You might say Theresa Foxley was predestined for her career path. She has always taken a keen interest in promoting the health and vitality of Utah’s economy. In her new role as president and CEO of the non-profit organization EDCUtah, she is charged with just that. Foxley’s number one responsibility is to bring quality jobs and capital investment into the state.

“I get to learn about all the cool things that are happening statewide, and I can tell you there’s just no shortage of good ideas and wonderful people in Utah,” she says.

Born and bred in Utah, Foxley did her undergraduate work at Utah State University before receiving a law degree from the University of Utah. From her early days as a lawyer, practicing business and finance law, Foxley knew she wanted to work promoting Utah’s multi-faceted economy. The opportunity presented itself when the law firm she worked for set up a new program with the Governor’s Office of Economic Development (GOED). She arranged for a one-year leave of absence to work for GOED.

“I was a young attorney and Utah was in the early parts of the recession. I felt like the work that we were doing was really meaningful,” says Foxley. After her stint at GOED, she returned to the law firm, then worked for a venture-backed health information technology company, and eventually found her way back to GOED when it experienced leadership changes.

“I enjoyed seeing the multiplier effect. When the economy is healthy it leads to full tax coffers, which leads to smoother roads, better education and the ability to fund all of the quality of life assets we love,” notes Foxley.  Foxley has enjoyed several highlights throughout her career. When practicing law, she worked on a large-scale renewable energy project in Parowan. “It was a $300 million capital investment project supplying 80 megawatts of clean power that was built in Utah, by Utahans, and sold into the Utah market. It really kicked off some of that great renewable energy development in a part of the state,” she says.

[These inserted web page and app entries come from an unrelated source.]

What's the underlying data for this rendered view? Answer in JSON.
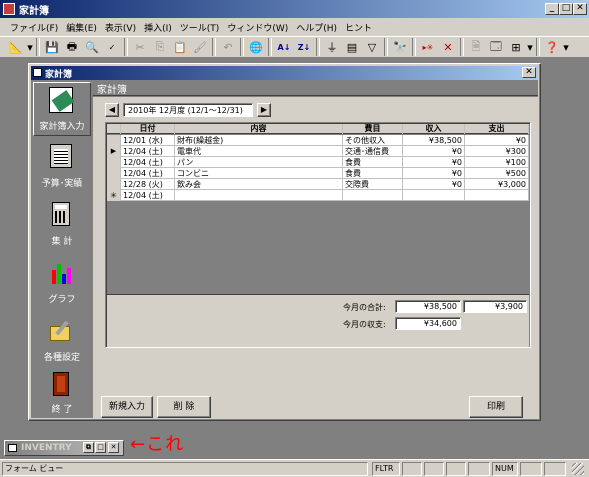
{
  "app": {
    "title": "家計簿"
  },
  "menubar": {
    "items": [
      "ファイル(F)",
      "編集(E)",
      "表示(V)",
      "挿入(I)",
      "ツール(T)",
      "ウィンドウ(W)",
      "ヘルプ(H)",
      "ヒント"
    ]
  },
  "form": {
    "window_title": "家計簿",
    "header_title": "家計簿",
    "period_label": "2010年 12月度 (12/1〜12/31)",
    "sidebar": [
      {
        "label": "家計簿入力",
        "icon": "notebook-pencil-icon"
      },
      {
        "label": "予算･実績",
        "icon": "ledger-icon"
      },
      {
        "label": "集 計",
        "icon": "calculator-icon"
      },
      {
        "label": "グラフ",
        "icon": "bar-chart-icon"
      },
      {
        "label": "各種設定",
        "icon": "folder-tools-icon"
      },
      {
        "label": "終 了",
        "icon": "exit-door-icon"
      }
    ],
    "columns": [
      "日付",
      "内容",
      "費目",
      "収入",
      "支出"
    ],
    "rows": [
      {
        "marker": "",
        "date": "12/01 (水)",
        "content": "財布(繰越金)",
        "category": "その他収入",
        "income": "¥38,500",
        "expense": "¥0"
      },
      {
        "marker": "▶",
        "date": "12/04 (土)",
        "content": "電車代",
        "category": "交通･通信費",
        "income": "¥0",
        "expense": "¥300"
      },
      {
        "marker": "",
        "date": "12/04 (土)",
        "content": "パン",
        "category": "食費",
        "income": "¥0",
        "expense": "¥100"
      },
      {
        "marker": "",
        "date": "12/04 (土)",
        "content": "コンビニ",
        "category": "食費",
        "income": "¥0",
        "expense": "¥500"
      },
      {
        "marker": "",
        "date": "12/28 (火)",
        "content": "飲み会",
        "category": "交際費",
        "income": "¥0",
        "expense": "¥3,000"
      },
      {
        "marker": "✳",
        "date": "12/04 (土)",
        "content": "",
        "category": "",
        "income": "",
        "expense": ""
      }
    ],
    "totals": {
      "month_total_label": "今月の合計:",
      "income_total": "¥38,500",
      "expense_total": "¥3,900",
      "balance_label": "今月の収支:",
      "balance": "¥34,600"
    },
    "buttons": {
      "new": "新規入力",
      "delete": "削 除",
      "print": "印刷"
    }
  },
  "minimized": {
    "title": "INVENTRY",
    "annotation": "←これ"
  },
  "statusbar": {
    "text": "フォーム ビュー",
    "fltr": "FLTR",
    "num": "NUM"
  },
  "colors": {
    "title_active": "#0a246a",
    "form_bg": "#808080",
    "annotation_red": "#ff0000"
  }
}
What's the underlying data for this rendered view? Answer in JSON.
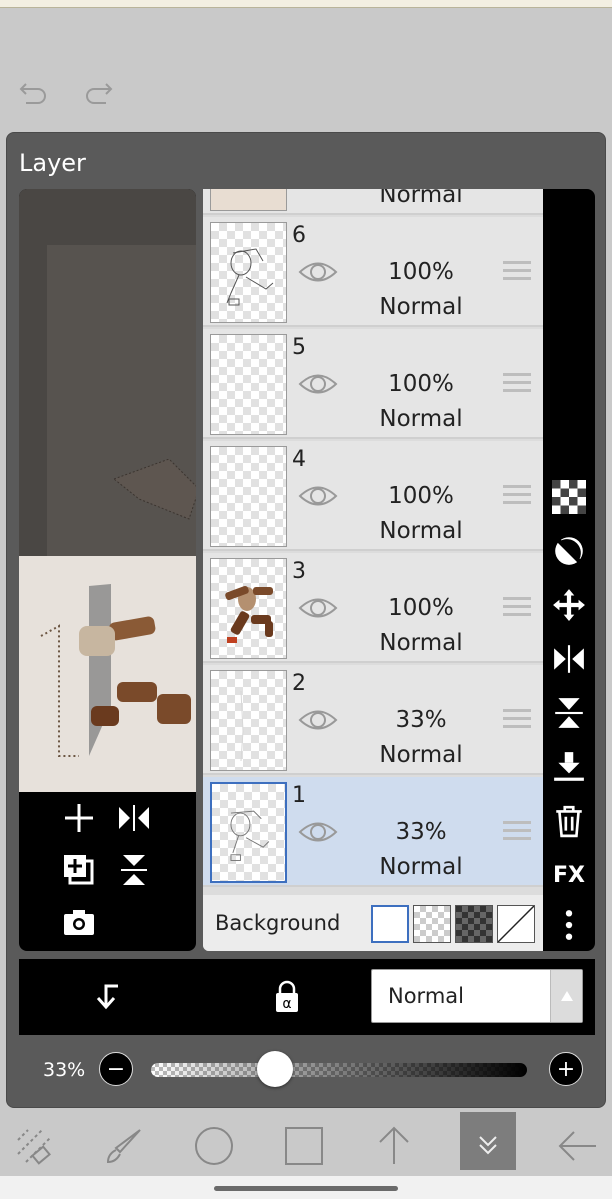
{
  "panel": {
    "title": "Layer"
  },
  "layers": [
    {
      "num": "",
      "opacity": "",
      "blend": "Normal"
    },
    {
      "num": "6",
      "opacity": "100%",
      "blend": "Normal"
    },
    {
      "num": "5",
      "opacity": "100%",
      "blend": "Normal"
    },
    {
      "num": "4",
      "opacity": "100%",
      "blend": "Normal"
    },
    {
      "num": "3",
      "opacity": "100%",
      "blend": "Normal"
    },
    {
      "num": "2",
      "opacity": "33%",
      "blend": "Normal"
    },
    {
      "num": "1",
      "opacity": "33%",
      "blend": "Normal"
    }
  ],
  "background": {
    "label": "Background"
  },
  "blend_mode": {
    "value": "Normal"
  },
  "opacity": {
    "value": "33%",
    "fraction": 0.33
  },
  "right_tools": {
    "fx": "FX"
  },
  "colors": {
    "panel": "#5a5a5a",
    "selected_row": "#cfdcee",
    "accent": "#3d6fbf"
  }
}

In her new role with EDCUtah, Foxley works with state and local government and private industry to attract and grow competitive, high-value companies to Utah. The end result is to drive the expansion of Utah businesses.

Utah enjoys one of the most diverse economies in the country, partly because EDCUtah strategically focuses on six different industries where the state enjoys a competitive advantage. These industries include outdoor products and recreation, energy, life sciences, information technology, aerospace and defense, and financial services.

There are many wonderful things about being in statewide economic development, notes Foxley.  “I really enjoy the endgame of my job. We’re trying to create quality jobs, and we won’t stop until the prosperity that has been felt in so many different communities in the state is felt statewide,” she says.

Foxley also likes that EDCUtah is a membership-based organization. In addition to its 200 private-sector members, it has about 40 public-sector members. “I get the opportunity to understand what makes our members unique, what their goals are and the vision they have for their community,” she says. “That is the most rewarding part of my job.”